5. +1

​To ARMY for coming to the concert
SUGA: In many ways, I’m glad I decided to do this tour. I remember every moment vividly. I always try to remember every single moment when I perform, but this time, in particular, no matter which city or country I visited, the audience was so welcoming and greeted me with loud cheers. I tried my best to match that energy. Whenever the instrumental for “Haegeum” comes on and the band starts to play, and the audience screams, I get so much energy to sing that I feel like I’m almost a new person. I think that’s why every moment stands out in memory. Thank you so much for your love and support for the tour.
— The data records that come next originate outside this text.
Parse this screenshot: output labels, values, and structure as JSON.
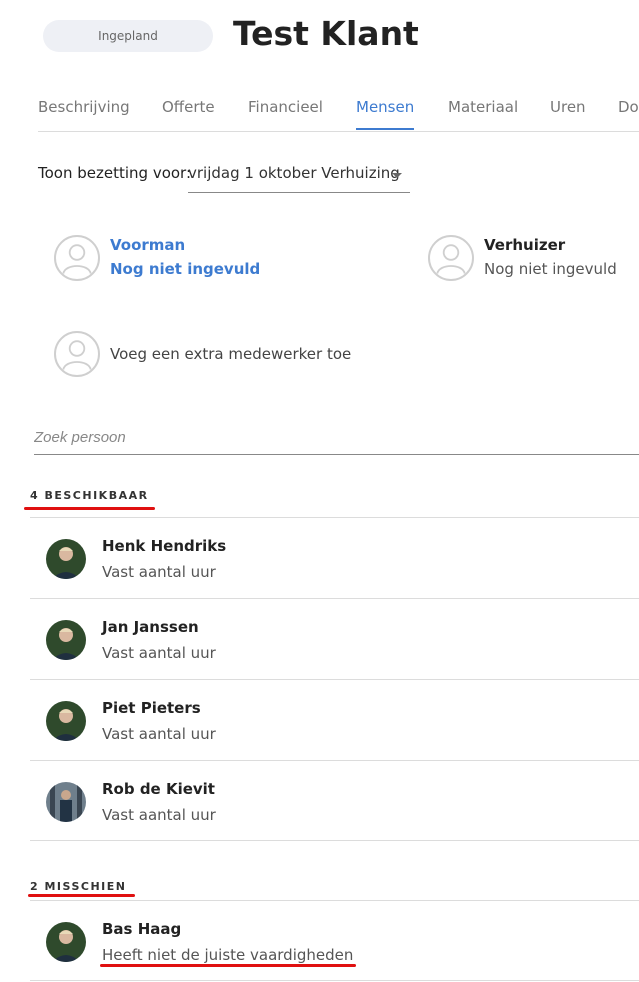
{
  "header": {
    "status": "Ingepland",
    "title": "Test Klant"
  },
  "tabs": [
    {
      "label": "Beschrijving"
    },
    {
      "label": "Offerte"
    },
    {
      "label": "Financieel"
    },
    {
      "label": "Mensen"
    },
    {
      "label": "Materiaal"
    },
    {
      "label": "Uren"
    },
    {
      "label": "Do"
    }
  ],
  "active_tab": "Mensen",
  "occupancy": {
    "label": "Toon bezetting voor:",
    "value": "vrijdag 1 oktober Verhuizing"
  },
  "roles": [
    {
      "title": "Voorman",
      "status": "Nog niet ingevuld"
    },
    {
      "title": "Verhuizer",
      "status": "Nog niet ingevuld"
    }
  ],
  "add_employee": "Voeg een extra medewerker toe",
  "search": {
    "placeholder": "Zoek persoon"
  },
  "sections": [
    {
      "header": "4 BESCHIKBAAR",
      "people": [
        {
          "name": "Henk Hendriks",
          "sub": "Vast aantal uur"
        },
        {
          "name": "Jan Janssen",
          "sub": "Vast aantal uur"
        },
        {
          "name": "Piet Pieters",
          "sub": "Vast aantal uur"
        },
        {
          "name": "Rob de Kievit",
          "sub": "Vast aantal uur"
        }
      ]
    },
    {
      "header": "2 MISSCHIEN",
      "people": [
        {
          "name": "Bas Haag",
          "sub": "Heeft niet de juiste vaardigheden"
        }
      ]
    }
  ],
  "colors": {
    "accent": "#3d7bd0",
    "annotation": "#e01010"
  },
  "icons": {
    "role_placeholder": "user-placeholder-icon",
    "dropdown": "caret-down-icon"
  }
}
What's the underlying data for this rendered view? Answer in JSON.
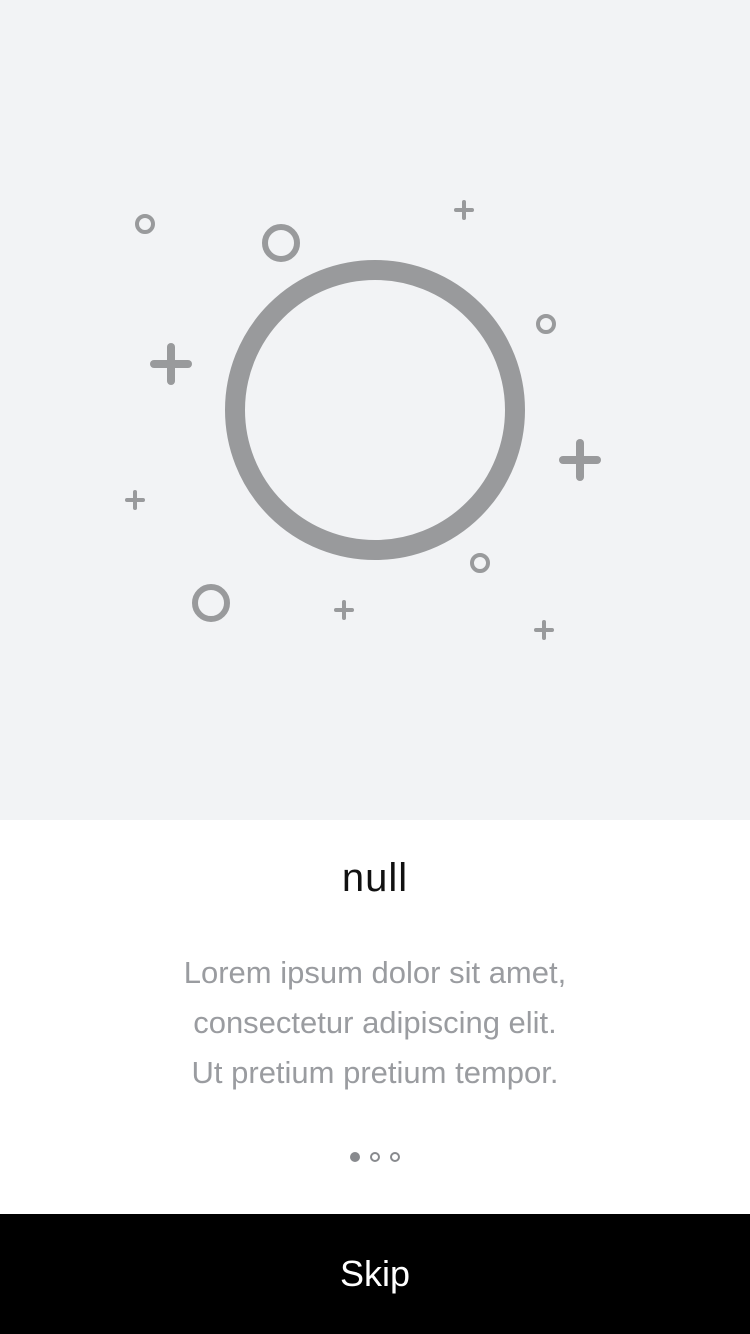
{
  "onboarding": {
    "illustration": {
      "icon": "circle-icon",
      "decorations": [
        "small-circle-icon",
        "plus-icon"
      ],
      "color": "#999a9c"
    },
    "title": "null",
    "description_lines": [
      "Lorem ipsum dolor sit amet,",
      "consectetur adipiscing elit.",
      "Ut pretium pretium tempor."
    ],
    "pagination": {
      "current": 1,
      "total": 3
    },
    "skip_label": "Skip"
  },
  "colors": {
    "hero_background": "#f2f3f5",
    "skip_background": "#000000",
    "skip_text": "#ffffff",
    "description_text": "#9a9ca0"
  }
}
I felt and learned a lot through this tour. I can’t wait to go on a tour again with all seven of us. Maybe if I just close my eyes and open them, the seven of us will be on tour together. (laughs) Please wait a little bit, holding on to the good memories and positive feelings from this tour. I would appreciate it.